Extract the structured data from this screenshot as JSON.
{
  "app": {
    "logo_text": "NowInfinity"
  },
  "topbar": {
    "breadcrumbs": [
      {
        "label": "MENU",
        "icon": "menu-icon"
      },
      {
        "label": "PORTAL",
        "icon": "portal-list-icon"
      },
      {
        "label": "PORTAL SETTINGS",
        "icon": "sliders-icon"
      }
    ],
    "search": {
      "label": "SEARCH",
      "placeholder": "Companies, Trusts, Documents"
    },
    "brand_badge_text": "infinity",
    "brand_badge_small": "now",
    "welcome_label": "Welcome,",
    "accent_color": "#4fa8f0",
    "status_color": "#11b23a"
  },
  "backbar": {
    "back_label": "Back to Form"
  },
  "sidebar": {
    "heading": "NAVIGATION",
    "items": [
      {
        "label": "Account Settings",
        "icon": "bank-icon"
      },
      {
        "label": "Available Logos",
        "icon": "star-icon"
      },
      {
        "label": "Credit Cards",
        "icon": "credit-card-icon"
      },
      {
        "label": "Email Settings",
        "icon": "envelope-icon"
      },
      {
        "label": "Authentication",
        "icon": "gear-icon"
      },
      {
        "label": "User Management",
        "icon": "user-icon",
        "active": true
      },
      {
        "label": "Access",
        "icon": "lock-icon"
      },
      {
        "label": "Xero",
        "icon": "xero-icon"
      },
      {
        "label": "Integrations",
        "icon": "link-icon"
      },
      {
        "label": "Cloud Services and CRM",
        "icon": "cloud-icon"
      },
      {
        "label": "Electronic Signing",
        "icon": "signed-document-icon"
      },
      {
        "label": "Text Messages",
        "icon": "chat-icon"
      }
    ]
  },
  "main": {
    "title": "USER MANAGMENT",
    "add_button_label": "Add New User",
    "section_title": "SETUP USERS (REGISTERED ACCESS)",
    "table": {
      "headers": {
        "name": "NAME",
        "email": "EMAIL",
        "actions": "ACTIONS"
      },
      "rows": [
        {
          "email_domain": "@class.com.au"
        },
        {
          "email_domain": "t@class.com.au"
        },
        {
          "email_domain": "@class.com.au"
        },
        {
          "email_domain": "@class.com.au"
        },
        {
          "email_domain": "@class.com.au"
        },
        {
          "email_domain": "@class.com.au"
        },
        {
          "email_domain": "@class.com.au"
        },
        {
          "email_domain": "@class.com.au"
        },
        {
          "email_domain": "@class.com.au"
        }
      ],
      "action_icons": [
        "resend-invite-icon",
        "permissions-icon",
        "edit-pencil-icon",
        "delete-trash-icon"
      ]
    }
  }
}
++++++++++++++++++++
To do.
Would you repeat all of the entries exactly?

The completed task.
Extract the structured data from this screenshot as JSON.
{
  "app": {
    "logo_text": "NowInfinity"
  },
  "topbar": {
    "breadcrumbs": [
      {
        "label": "MENU",
        "icon": "menu-icon"
      },
      {
        "label": "PORTAL",
        "icon": "portal-list-icon"
      },
      {
        "label": "PORTAL SETTINGS",
        "icon": "sliders-icon"
      }
    ],
    "search": {
      "label": "SEARCH",
      "placeholder": "Companies, Trusts, Documents"
    },
    "brand_badge_text": "infinity",
    "brand_badge_small": "now",
    "welcome_label": "Welcome,",
    "accent_color": "#4fa8f0",
    "status_color": "#11b23a"
  },
  "backbar": {
    "back_label": "Back to Form"
  },
  "sidebar": {
    "heading": "NAVIGATION",
    "items": [
      {
        "label": "Account Settings",
        "icon": "bank-icon"
      },
      {
        "label": "Available Logos",
        "icon": "star-icon"
      },
      {
        "label": "Credit Cards",
        "icon": "credit-card-icon"
      },
      {
        "label": "Email Settings",
        "icon": "envelope-icon"
      },
      {
        "label": "Authentication",
        "icon": "gear-icon"
      },
      {
        "label": "User Management",
        "icon": "user-icon",
        "active": true
      },
      {
        "label": "Access",
        "icon": "lock-icon"
      },
      {
        "label": "Xero",
        "icon": "xero-icon"
      },
      {
        "label": "Integrations",
        "icon": "link-icon"
      },
      {
        "label": "Cloud Services and CRM",
        "icon": "cloud-icon"
      },
      {
        "label": "Electronic Signing",
        "icon": "signed-document-icon"
      },
      {
        "label": "Text Messages",
        "icon": "chat-icon"
      }
    ]
  },
  "main": {
    "title": "USER MANAGMENT",
    "add_button_label": "Add New User",
    "section_title": "SETUP USERS (REGISTERED ACCESS)",
    "table": {
      "headers": {
        "name": "NAME",
        "email": "EMAIL",
        "actions": "ACTIONS"
      },
      "rows": [
        {
          "email_domain": "@class.com.au"
        },
        {
          "email_domain": "t@class.com.au"
        },
        {
          "email_domain": "@class.com.au"
        },
        {
          "email_domain": "@class.com.au"
        },
        {
          "email_domain": "@class.com.au"
        },
        {
          "email_domain": "@class.com.au"
        },
        {
          "email_domain": "@class.com.au"
        },
        {
          "email_domain": "@class.com.au"
        },
        {
          "email_domain": "@class.com.au"
        }
      ],
      "action_icons": [
        "resend-invite-icon",
        "permissions-icon",
        "edit-pencil-icon",
        "delete-trash-icon"
      ]
    }
  }
}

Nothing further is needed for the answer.